SONG REVIEW: Alec Benjamin's "Jesus in LA"


I find that there’s a shocking number of songs critiquing Hollywood life. 

One of the newest additions to that ever-growing list is the latest single from Alec Benjamin, “Jesus In LA”. 

The song is surprisingly sad despite its upbeat tempo, instrumental, and vocal performance. But with lyrics like “when they sold you the dream you were just 16 / packed a bag and ran away”, it's clear Benjamin is emphasizing the reality of drug and alcohol abuse throughout LA. 

The more you listen to the lyrics, the heavier it gets. 

It took me three listens to realize that the track depicts a conversation with the devil. The dismal tone is accentuated by the fact that even the devil tells him that LA isn’t a good place. 

Eventually, the devil tells him to give up trying to find a better path and that he should “come down to my level / hang out with the devil”. 

Finally, Benjamin shares in this revelation, and he decides that he needs to go home because he can’t find his savior in LA. 

The music video, directed by Joey Brodnax, is visually stunning. Any lyrics about the devil or LA's wicked nature are accompanied by red lighting. The interesting and unique play on lighting and colors pays off.

Moreover, during the first chorus, there’s a small flipbook of a sign reading “GOD BLESS LOS ANGELES” with a figure, only for the figure to walk away and the “B” to fall, changing the sign to “GOD LESS LOS ANGELES”. 

While grammatically questionable, the artistic message is absolutely chilling and adds layers to the song's interpretation. 

The video continues with people in red outfits abducting Alec. A short fade to black precedes the bridge, accompanied by blue lighting and a creative camera angle. The next time we see the abductors, they're tied up on the edges of a pool, while Alec gathers the rest of the people in red at a telephone booth.

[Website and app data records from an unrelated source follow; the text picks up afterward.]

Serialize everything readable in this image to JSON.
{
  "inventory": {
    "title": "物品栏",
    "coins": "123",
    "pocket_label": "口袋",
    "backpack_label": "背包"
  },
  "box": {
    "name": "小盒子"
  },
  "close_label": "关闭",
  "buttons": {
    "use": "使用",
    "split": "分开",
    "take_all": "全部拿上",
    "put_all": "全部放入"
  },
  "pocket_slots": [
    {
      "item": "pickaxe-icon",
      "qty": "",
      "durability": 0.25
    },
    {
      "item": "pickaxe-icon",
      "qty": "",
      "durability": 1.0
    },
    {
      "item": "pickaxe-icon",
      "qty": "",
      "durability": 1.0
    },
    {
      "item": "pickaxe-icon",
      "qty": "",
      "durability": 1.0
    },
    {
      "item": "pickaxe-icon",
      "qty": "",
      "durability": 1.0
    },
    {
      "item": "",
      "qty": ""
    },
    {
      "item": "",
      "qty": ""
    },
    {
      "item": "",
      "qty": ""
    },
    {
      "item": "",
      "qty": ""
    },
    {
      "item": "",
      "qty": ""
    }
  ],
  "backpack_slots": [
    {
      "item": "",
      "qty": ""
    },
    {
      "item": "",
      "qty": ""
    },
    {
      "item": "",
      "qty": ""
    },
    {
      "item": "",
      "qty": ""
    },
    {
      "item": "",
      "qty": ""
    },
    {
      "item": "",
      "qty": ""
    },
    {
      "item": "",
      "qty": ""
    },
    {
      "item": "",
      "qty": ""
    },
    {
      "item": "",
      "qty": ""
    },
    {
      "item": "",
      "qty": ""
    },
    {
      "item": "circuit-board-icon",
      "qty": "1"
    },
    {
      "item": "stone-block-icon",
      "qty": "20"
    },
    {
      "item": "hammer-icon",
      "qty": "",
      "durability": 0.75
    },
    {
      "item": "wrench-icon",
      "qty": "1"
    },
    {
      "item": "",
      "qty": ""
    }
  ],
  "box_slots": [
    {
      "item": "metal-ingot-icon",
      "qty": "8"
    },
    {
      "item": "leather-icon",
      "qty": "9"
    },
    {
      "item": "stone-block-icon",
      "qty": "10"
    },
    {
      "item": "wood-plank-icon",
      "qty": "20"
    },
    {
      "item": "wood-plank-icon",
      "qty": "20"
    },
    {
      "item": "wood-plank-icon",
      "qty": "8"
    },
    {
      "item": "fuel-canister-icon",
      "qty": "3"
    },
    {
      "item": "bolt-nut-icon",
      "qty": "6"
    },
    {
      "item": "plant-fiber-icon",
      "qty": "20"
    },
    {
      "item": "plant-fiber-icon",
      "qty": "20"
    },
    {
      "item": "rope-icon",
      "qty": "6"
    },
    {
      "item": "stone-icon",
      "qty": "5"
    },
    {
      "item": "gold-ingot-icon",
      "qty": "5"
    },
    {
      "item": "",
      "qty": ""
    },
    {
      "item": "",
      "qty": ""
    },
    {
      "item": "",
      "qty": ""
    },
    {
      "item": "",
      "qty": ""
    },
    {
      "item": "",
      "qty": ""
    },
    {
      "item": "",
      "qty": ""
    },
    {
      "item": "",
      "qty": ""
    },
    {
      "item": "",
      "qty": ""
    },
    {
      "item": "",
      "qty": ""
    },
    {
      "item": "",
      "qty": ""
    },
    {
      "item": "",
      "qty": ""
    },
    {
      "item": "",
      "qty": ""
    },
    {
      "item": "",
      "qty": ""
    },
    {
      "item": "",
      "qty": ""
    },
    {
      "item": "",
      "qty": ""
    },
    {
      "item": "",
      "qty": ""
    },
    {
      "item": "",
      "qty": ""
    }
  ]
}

This time, they're all holding disconnected payphones. 

The video ends with Alec pulling out his payphone and holding it up to his ear as the video goes black. 

The song and music video follow Alec’s journey in LA from when he began, believing, “that I was going to finally find the happiness that I always had been looking for”. Unfortunately, Alec was later dropped from his record deal and had to move back in with his parents. 

He says that the song isn’t about religion and the lack of it, but more, “searching for hope and happiness and realizing those things aren’t always where you think you’ll find them”.